= Action item =
Each entry below is to be copied verbatim.

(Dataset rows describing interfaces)
• • • •

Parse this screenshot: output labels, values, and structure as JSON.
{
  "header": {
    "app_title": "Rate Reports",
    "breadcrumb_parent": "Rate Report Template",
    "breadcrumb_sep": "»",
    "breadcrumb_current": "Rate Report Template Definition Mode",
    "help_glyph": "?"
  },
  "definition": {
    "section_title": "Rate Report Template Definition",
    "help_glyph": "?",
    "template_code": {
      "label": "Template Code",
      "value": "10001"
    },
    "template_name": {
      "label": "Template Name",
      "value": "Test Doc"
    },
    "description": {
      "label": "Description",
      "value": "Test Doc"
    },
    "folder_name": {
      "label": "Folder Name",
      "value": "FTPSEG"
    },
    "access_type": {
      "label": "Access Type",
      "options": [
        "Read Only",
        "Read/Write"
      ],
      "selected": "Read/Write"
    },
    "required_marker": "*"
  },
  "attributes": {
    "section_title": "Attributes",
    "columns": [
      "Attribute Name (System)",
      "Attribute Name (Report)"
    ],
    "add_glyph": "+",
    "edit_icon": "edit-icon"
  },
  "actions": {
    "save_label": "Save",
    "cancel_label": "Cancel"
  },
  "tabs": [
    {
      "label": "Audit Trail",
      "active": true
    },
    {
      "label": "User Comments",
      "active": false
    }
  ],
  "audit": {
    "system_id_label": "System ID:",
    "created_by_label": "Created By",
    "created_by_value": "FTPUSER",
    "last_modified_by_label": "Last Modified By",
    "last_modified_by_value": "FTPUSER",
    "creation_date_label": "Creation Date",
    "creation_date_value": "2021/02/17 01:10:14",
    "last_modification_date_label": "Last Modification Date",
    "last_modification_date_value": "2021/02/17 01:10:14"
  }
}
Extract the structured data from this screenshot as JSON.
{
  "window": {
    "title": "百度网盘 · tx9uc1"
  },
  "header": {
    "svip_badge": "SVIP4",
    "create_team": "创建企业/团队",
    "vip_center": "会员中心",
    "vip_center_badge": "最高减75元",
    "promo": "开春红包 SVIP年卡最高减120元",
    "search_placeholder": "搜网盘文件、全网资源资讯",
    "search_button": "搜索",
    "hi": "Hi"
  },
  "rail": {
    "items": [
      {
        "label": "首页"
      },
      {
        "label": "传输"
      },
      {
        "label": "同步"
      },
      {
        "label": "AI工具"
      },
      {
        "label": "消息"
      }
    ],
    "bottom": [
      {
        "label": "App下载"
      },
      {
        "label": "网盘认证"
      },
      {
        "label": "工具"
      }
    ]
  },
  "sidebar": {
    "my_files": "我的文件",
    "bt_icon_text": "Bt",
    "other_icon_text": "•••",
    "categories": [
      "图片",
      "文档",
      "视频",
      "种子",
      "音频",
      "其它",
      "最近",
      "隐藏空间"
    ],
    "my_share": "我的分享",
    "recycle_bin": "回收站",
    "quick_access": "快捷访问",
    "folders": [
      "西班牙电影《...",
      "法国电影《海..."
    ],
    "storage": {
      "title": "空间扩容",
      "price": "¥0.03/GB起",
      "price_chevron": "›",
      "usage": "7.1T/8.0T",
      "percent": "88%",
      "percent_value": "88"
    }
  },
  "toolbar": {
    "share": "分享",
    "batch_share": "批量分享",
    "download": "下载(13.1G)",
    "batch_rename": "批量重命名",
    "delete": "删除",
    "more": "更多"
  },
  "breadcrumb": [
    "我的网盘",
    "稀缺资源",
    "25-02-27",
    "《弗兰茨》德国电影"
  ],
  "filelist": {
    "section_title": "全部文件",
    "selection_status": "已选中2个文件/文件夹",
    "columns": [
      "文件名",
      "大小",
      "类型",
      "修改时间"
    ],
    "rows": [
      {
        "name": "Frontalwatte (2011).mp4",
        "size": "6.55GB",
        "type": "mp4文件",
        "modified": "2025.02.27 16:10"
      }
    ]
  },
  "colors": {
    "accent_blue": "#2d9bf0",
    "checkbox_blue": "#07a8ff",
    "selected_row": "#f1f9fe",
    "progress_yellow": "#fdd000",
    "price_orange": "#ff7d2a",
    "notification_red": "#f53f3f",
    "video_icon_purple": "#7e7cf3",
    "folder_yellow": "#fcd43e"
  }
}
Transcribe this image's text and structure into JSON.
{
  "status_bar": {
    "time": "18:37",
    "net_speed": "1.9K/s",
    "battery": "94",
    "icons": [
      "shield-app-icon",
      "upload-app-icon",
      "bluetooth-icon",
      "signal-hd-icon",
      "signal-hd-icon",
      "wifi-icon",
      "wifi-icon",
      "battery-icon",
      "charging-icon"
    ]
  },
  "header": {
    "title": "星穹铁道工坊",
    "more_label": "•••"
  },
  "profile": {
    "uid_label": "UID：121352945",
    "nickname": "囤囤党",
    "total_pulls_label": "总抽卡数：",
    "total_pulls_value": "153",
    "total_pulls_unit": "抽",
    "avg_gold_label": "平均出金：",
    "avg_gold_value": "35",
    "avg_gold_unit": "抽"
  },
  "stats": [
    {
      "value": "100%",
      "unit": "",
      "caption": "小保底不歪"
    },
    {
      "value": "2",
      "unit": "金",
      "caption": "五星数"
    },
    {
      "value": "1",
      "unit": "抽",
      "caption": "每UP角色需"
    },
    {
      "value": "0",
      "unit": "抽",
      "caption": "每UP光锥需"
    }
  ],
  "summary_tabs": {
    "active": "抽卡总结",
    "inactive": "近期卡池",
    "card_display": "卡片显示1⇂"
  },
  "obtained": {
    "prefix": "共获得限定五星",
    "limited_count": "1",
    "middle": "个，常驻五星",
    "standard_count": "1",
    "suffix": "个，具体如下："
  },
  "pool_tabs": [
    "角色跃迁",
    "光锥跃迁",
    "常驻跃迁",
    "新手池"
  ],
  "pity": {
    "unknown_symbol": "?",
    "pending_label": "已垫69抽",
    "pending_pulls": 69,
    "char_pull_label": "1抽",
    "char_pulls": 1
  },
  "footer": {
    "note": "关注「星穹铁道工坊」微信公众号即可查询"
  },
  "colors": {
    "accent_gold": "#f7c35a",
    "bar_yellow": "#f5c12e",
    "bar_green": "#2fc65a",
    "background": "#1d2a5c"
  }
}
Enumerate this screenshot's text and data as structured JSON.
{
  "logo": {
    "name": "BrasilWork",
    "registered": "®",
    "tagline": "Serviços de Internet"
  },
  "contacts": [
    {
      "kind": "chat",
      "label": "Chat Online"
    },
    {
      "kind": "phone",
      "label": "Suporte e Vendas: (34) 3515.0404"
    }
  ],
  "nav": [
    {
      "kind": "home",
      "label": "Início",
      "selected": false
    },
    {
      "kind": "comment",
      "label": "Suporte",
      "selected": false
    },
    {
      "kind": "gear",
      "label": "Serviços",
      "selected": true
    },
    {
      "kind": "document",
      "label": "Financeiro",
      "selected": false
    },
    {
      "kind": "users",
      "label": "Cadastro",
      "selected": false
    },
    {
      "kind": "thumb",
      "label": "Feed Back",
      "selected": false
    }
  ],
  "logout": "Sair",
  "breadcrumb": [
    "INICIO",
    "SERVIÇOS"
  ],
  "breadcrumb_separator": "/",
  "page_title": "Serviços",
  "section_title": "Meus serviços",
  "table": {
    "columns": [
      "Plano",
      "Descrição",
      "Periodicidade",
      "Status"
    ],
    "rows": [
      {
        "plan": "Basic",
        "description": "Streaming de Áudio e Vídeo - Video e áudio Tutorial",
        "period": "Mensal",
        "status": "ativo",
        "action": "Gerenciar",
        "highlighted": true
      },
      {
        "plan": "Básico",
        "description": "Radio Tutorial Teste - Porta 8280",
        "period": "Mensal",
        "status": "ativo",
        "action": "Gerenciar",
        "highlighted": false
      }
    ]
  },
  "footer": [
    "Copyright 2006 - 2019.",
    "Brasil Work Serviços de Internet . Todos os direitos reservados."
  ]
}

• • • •

= Your response =
Parse this screenshot: output labels, values, and structure as JSON.
{
  "header": {
    "app_title": "Rate Reports",
    "breadcrumb_parent": "Rate Report Template",
    "breadcrumb_sep": "»",
    "breadcrumb_current": "Rate Report Template Definition Mode",
    "help_glyph": "?"
  },
  "definition": {
    "section_title": "Rate Report Template Definition",
    "help_glyph": "?",
    "template_code": {
      "label": "Template Code",
      "value": "10001"
    },
    "template_name": {
      "label": "Template Name",
      "value": "Test Doc"
    },
    "description": {
      "label": "Description",
      "value": "Test Doc"
    },
    "folder_name": {
      "label": "Folder Name",
      "value": "FTPSEG"
    },
    "access_type": {
      "label": "Access Type",
      "options": [
        "Read Only",
        "Read/Write"
      ],
      "selected": "Read/Write"
    },
    "required_marker": "*"
  },
  "attributes": {
    "section_title": "Attributes",
    "columns": [
      "Attribute Name (System)",
      "Attribute Name (Report)"
    ],
    "add_glyph": "+",
    "edit_icon": "edit-icon"
  },
  "actions": {
    "save_label": "Save",
    "cancel_label": "Cancel"
  },
  "tabs": [
    {
      "label": "Audit Trail",
      "active": true
    },
    {
      "label": "User Comments",
      "active": false
    }
  ],
  "audit": {
    "system_id_label": "System ID:",
    "created_by_label": "Created By",
    "created_by_value": "FTPUSER",
    "last_modified_by_label": "Last Modified By",
    "last_modified_by_value": "FTPUSER",
    "creation_date_label": "Creation Date",
    "creation_date_value": "2021/02/17 01:10:14",
    "last_modification_date_label": "Last Modification Date",
    "last_modification_date_value": "2021/02/17 01:10:14"
  }
}
Extract the structured data from this screenshot as JSON.
{
  "window": {
    "title": "百度网盘 · tx9uc1"
  },
  "header": {
    "svip_badge": "SVIP4",
    "create_team": "创建企业/团队",
    "vip_center": "会员中心",
    "vip_center_badge": "最高减75元",
    "promo": "开春红包 SVIP年卡最高减120元",
    "search_placeholder": "搜网盘文件、全网资源资讯",
    "search_button": "搜索",
    "hi": "Hi"
  },
  "rail": {
    "items": [
      {
        "label": "首页"
      },
      {
        "label": "传输"
      },
      {
        "label": "同步"
      },
      {
        "label": "AI工具"
      },
      {
        "label": "消息"
      }
    ],
    "bottom": [
      {
        "label": "App下载"
      },
      {
        "label": "网盘认证"
      },
      {
        "label": "工具"
      }
    ]
  },
  "sidebar": {
    "my_files": "我的文件",
    "bt_icon_text": "Bt",
    "other_icon_text": "•••",
    "categories": [
      "图片",
      "文档",
      "视频",
      "种子",
      "音频",
      "其它",
      "最近",
      "隐藏空间"
    ],
    "my_share": "我的分享",
    "recycle_bin": "回收站",
    "quick_access": "快捷访问",
    "folders": [
      "西班牙电影《...",
      "法国电影《海..."
    ],
    "storage": {
      "title": "空间扩容",
      "price": "¥0.03/GB起",
      "price_chevron": "›",
      "usage": "7.1T/8.0T",
      "percent": "88%",
      "percent_value": "88"
    }
  },
  "toolbar": {
    "share": "分享",
    "batch_share": "批量分享",
    "download": "下载(13.1G)",
    "batch_rename": "批量重命名",
    "delete": "删除",
    "more": "更多"
  },
  "breadcrumb": [
    "我的网盘",
    "稀缺资源",
    "25-02-27",
    "《弗兰茨》德国电影"
  ],
  "filelist": {
    "section_title": "全部文件",
    "selection_status": "已选中2个文件/文件夹",
    "columns": [
      "文件名",
      "大小",
      "类型",
      "修改时间"
    ],
    "rows": [
      {
        "name": "Frontalwatte (2011).mp4",
        "size": "6.55GB",
        "type": "mp4文件",
        "modified": "2025.02.27 16:10"
      }
    ]
  },
  "colors": {
    "accent_blue": "#2d9bf0",
    "checkbox_blue": "#07a8ff",
    "selected_row": "#f1f9fe",
    "progress_yellow": "#fdd000",
    "price_orange": "#ff7d2a",
    "notification_red": "#f53f3f",
    "video_icon_purple": "#7e7cf3",
    "folder_yellow": "#fcd43e"
  }
}
Transcribe this image's text and structure into JSON.
{
  "status_bar": {
    "time": "18:37",
    "net_speed": "1.9K/s",
    "battery": "94",
    "icons": [
      "shield-app-icon",
      "upload-app-icon",
      "bluetooth-icon",
      "signal-hd-icon",
      "signal-hd-icon",
      "wifi-icon",
      "wifi-icon",
      "battery-icon",
      "charging-icon"
    ]
  },
  "header": {
    "title": "星穹铁道工坊",
    "more_label": "•••"
  },
  "profile": {
    "uid_label": "UID：121352945",
    "nickname": "囤囤党",
    "total_pulls_label": "总抽卡数：",
    "total_pulls_value": "153",
    "total_pulls_unit": "抽",
    "avg_gold_label": "平均出金：",
    "avg_gold_value": "35",
    "avg_gold_unit": "抽"
  },
  "stats": [
    {
      "value": "100%",
      "unit": "",
      "caption": "小保底不歪"
    },
    {
      "value": "2",
      "unit": "金",
      "caption": "五星数"
    },
    {
      "value": "1",
      "unit": "抽",
      "caption": "每UP角色需"
    },
    {
      "value": "0",
      "unit": "抽",
      "caption": "每UP光锥需"
    }
  ],
  "summary_tabs": {
    "active": "抽卡总结",
    "inactive": "近期卡池",
    "card_display": "卡片显示1⇂"
  },
  "obtained": {
    "prefix": "共获得限定五星",
    "limited_count": "1",
    "middle": "个，常驻五星",
    "standard_count": "1",
    "suffix": "个，具体如下："
  },
  "pool_tabs": [
    "角色跃迁",
    "光锥跃迁",
    "常驻跃迁",
    "新手池"
  ],
  "pity": {
    "unknown_symbol": "?",
    "pending_label": "已垫69抽",
    "pending_pulls": 69,
    "char_pull_label": "1抽",
    "char_pulls": 1
  },
  "footer": {
    "note": "关注「星穹铁道工坊」微信公众号即可查询"
  },
  "colors": {
    "accent_gold": "#f7c35a",
    "bar_yellow": "#f5c12e",
    "bar_green": "#2fc65a",
    "background": "#1d2a5c"
  }
}
Enumerate this screenshot's text and data as structured JSON.
{
  "logo": {
    "name": "BrasilWork",
    "registered": "®",
    "tagline": "Serviços de Internet"
  },
  "contacts": [
    {
      "kind": "chat",
      "label": "Chat Online"
    },
    {
      "kind": "phone",
      "label": "Suporte e Vendas: (34) 3515.0404"
    }
  ],
  "nav": [
    {
      "kind": "home",
      "label": "Início",
      "selected": false
    },
    {
      "kind": "comment",
      "label": "Suporte",
      "selected": false
    },
    {
      "kind": "gear",
      "label": "Serviços",
      "selected": true
    },
    {
      "kind": "document",
      "label": "Financeiro",
      "selected": false
    },
    {
      "kind": "users",
      "label": "Cadastro",
      "selected": false
    },
    {
      "kind": "thumb",
      "label": "Feed Back",
      "selected": false
    }
  ],
  "logout": "Sair",
  "breadcrumb": [
    "INICIO",
    "SERVIÇOS"
  ],
  "breadcrumb_separator": "/",
  "page_title": "Serviços",
  "section_title": "Meus serviços",
  "table": {
    "columns": [
      "Plano",
      "Descrição",
      "Periodicidade",
      "Status"
    ],
    "rows": [
      {
        "plan": "Basic",
        "description": "Streaming de Áudio e Vídeo - Video e áudio Tutorial",
        "period": "Mensal",
        "status": "ativo",
        "action": "Gerenciar",
        "highlighted": true
      },
      {
        "plan": "Básico",
        "description": "Radio Tutorial Teste - Porta 8280",
        "period": "Mensal",
        "status": "ativo",
        "action": "Gerenciar",
        "highlighted": false
      }
    ]
  },
  "footer": [
    "Copyright 2006 - 2019.",
    "Brasil Work Serviços de Internet . Todos os direitos reservados."
  ]
}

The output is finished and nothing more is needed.